Directed by: Tamara Jenkins
Written by:Tamara Jenkins
Starring: Laura Linney, Philip Seymour Hoffman, Philip Bosco, Peter Friedman, David Zayas
Released: July 24, 2008
Grade: A-

Each year, I compile a list of my top 10 favourite actors and actress.  You can look at these lists in the “columns” section of my website if you’d like to know more.  Since 2005, the same two people have been top of these lists – Philip Seymour Hoffman and Laura Linney.  They’re awesome!  Even though they’ve been in a tonne of great movies, The Savages marks the first time they’ve appeared together.

Jon and Wendy Savage are a middle-aged brother and sister.  Jon (Hoffman) is a professor of philosophy living in Buffalo.  Wendy (Linney) is a playwright living in New York City.  Neither of them appears to be very happy.  Their jobs are going nowhere and both are involved in complicated relationships.  Over time, they have slowly drifted apart.

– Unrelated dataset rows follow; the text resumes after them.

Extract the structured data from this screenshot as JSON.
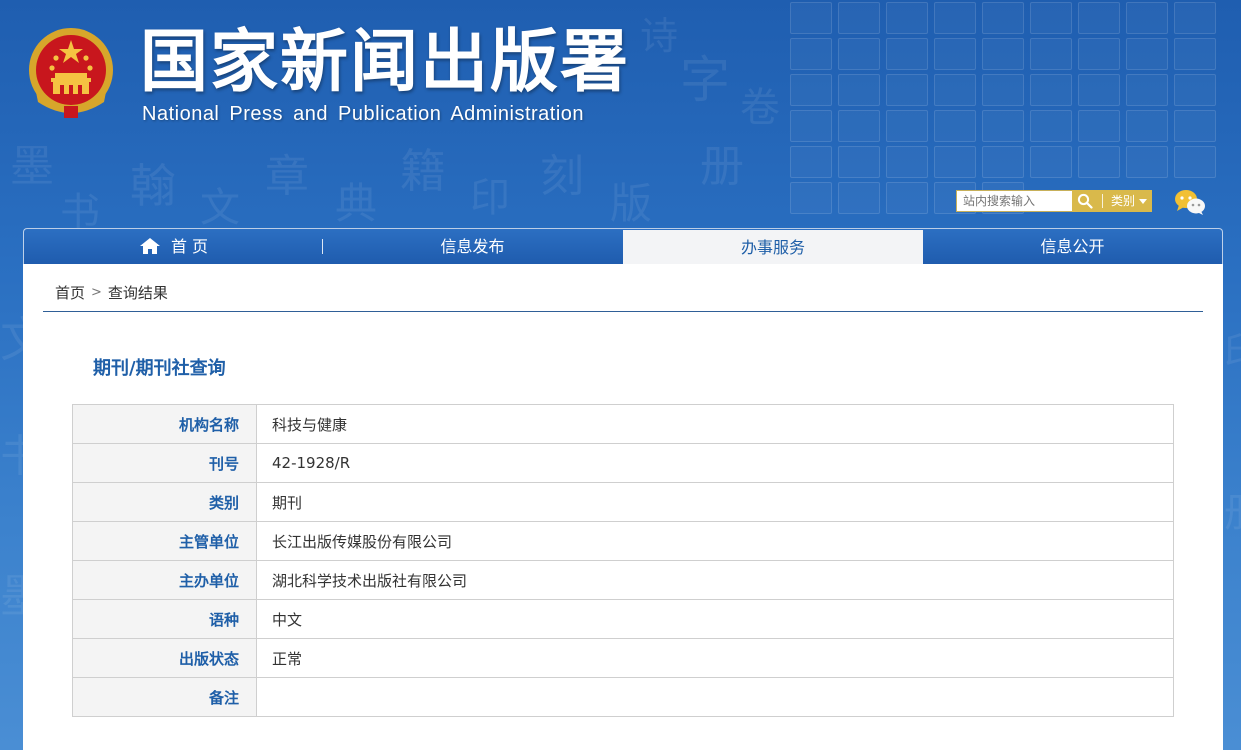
{
  "header": {
    "title": "国家新闻出版署",
    "subtitle": "National  Press and Publication Administration"
  },
  "search": {
    "placeholder": "站内搜索输入",
    "category_label": "类别"
  },
  "icons": {
    "emblem": "national-emblem-icon",
    "search": "search-icon",
    "dropdown": "caret-down-icon",
    "wechat": "wechat-icon",
    "home": "home-icon"
  },
  "nav": {
    "items": [
      {
        "label": "首 页",
        "active": false
      },
      {
        "label": "信息发布",
        "active": false
      },
      {
        "label": "办事服务",
        "active": true
      },
      {
        "label": "信息公开",
        "active": false
      }
    ]
  },
  "breadcrumb": {
    "home": "首页",
    "separator": ">",
    "current": "查询结果"
  },
  "section_title": "期刊/期刊社查询",
  "record": [
    {
      "key": "机构名称",
      "value": "科技与健康"
    },
    {
      "key": "刊号",
      "value": "42-1928/R"
    },
    {
      "key": "类别",
      "value": "期刊"
    },
    {
      "key": "主管单位",
      "value": "长江出版传媒股份有限公司"
    },
    {
      "key": "主办单位",
      "value": "湖北科学技术出版社有限公司"
    },
    {
      "key": "语种",
      "value": "中文"
    },
    {
      "key": "出版状态",
      "value": "正常"
    },
    {
      "key": "备注",
      "value": ""
    }
  ],
  "colors": {
    "brand_blue": "#1f5fa8",
    "header_blue": "#2a6fc1",
    "gold": "#d9b94b"
  }
}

Their regular lives are put on hold when they learn their elderly father, Lenny (Bosco), needs help.  He is suffering from dementia and has found himself with nowhere to live.  Jon and Wendy have never been close to their dad and aren’t particularly enthusiastic about the situation they now find themselves in.  They’ve got better things to do.

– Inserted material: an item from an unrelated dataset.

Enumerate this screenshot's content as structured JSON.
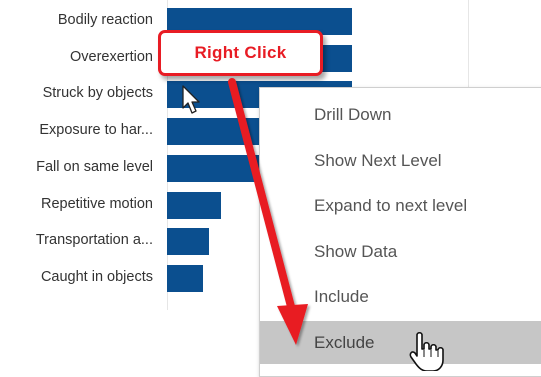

It’s a depressing subject matter but one that many people will be able to relate to – to have to care and look after a dying parent.  Jon and Wendy have trouble finding a decent nursing home that has places available and which is also affordable.  They also have to ask their father difficult questions such as whether he wants to be buried or cremated.

These events stir deep-seeded emotions in both Jon and Wendy.  Having spent years trying to distance themselves, they now find themselves drawn back into the “family”.  They will be forced to confront issues that they have long suppressed.

It’s heavy going at times but there are also a lot of funny scenes in The Savages.  Jon and Wendy are quirky characters and it’s no surprise that Hoffman and Linney were attracted to the role.  At times, you’ll laugh at them.  At other times, you’ll sympathise with them.  Writer-director Tamara Jenkins deserves credit for her script.  It earned her an Academy Award nomination earlier this year for best original screenplay (losing out to Juno).  Linney also picked up a nomination for best actress.

The title is a little misleading (it makes the movie sound like a cheap thriller) but I can assure you that this a quality film that comes highly recommended.